They are languishing fourth from the bottom of the table and talk already abounds about Orlando Pirates campaigning in the Mvela Golden League next season.
Polls in which supporters vote mainly with their hearts rather than heads also see Pirates as leading candidates for the chop come the end of the season.
Some even suggest the Mvela perimeter advertising board that photographers captured flying in a gust of wind at the abandoned midweek game against Black Leopards at Ellis Park is an omen, but is it a realistic assessment?
Pirates have five games in hand over their arch-rivals Kaizer Chiefs, who are on 28 points, and if they win all of them, they will jump to the same number of points, 28, which sees Amakhosi in the second spot, a point behind leaders Silver Stars.
I know most will dismiss that argument as impossible, and I am also fully aware that points in the bag are far better than games in hand, but I insist it is possible. I am not suggesting I possess the power to forecast, but it is simple arithmetic.

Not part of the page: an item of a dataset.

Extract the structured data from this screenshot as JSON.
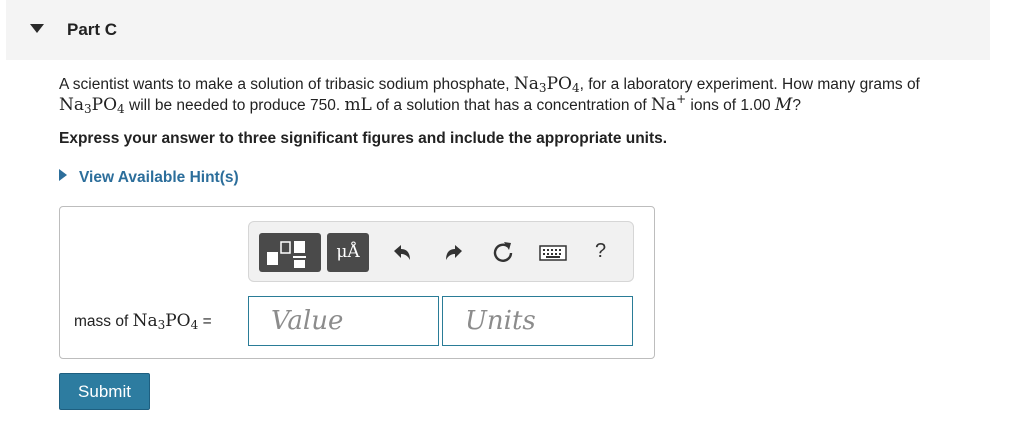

We cannot say for sure that it will or will not happen, but that also applies to all other teams in the league, including those in the top half of the table.
The argument here is, is it the right time to scream fire when there are so many mathematical possibilities open?
Things happen in football, which was proven when pacesetters Bidvest Wits lost 4-0 to Jomo Cosmos.
I feel that it will only be fair to compare Pirates with other teams, not on the basis of the points they are on, but on the number of points that teams, especially those in the top half of the table, had collected when they were on the same number of games.
Should "the Ghost" succumb to alarmists and subject their club to all kinds of pressures, or must they just be realistic and support their favourite team through these perceived challenging times?
Fact is, after two years of finishing as runners-up, in which they missed the championship by a whisker, the Bucs management - obviously tired of being bridesmaids - decided on a part rebuilding process.
The knowledgeable and hard-working Milutin Sredojevic found himself at the right place at the wrong time, having to infuse no less than 13 new players after almost the same number of players were released from the team.
It was obviously not going to be an easy job because the number of new recruits increased by five more during the Christmas break.
At great sacrifice to his own career, perhaps, coupled by the bravery of his then technical director Bibey Mutombo, Sredojevic threw new, supposedly more hungry players into the deep end.
He started the game against Bloemfontein Celtic with three new faces in Bongani Cashibe, Bennet Chenene and Jorry Merahe.
Mulondo Sikhwivhilu had only played one locked-out game against Wits before then.
Any football punter will tell you there are bound to be teething problems, but is it time to press the panic button?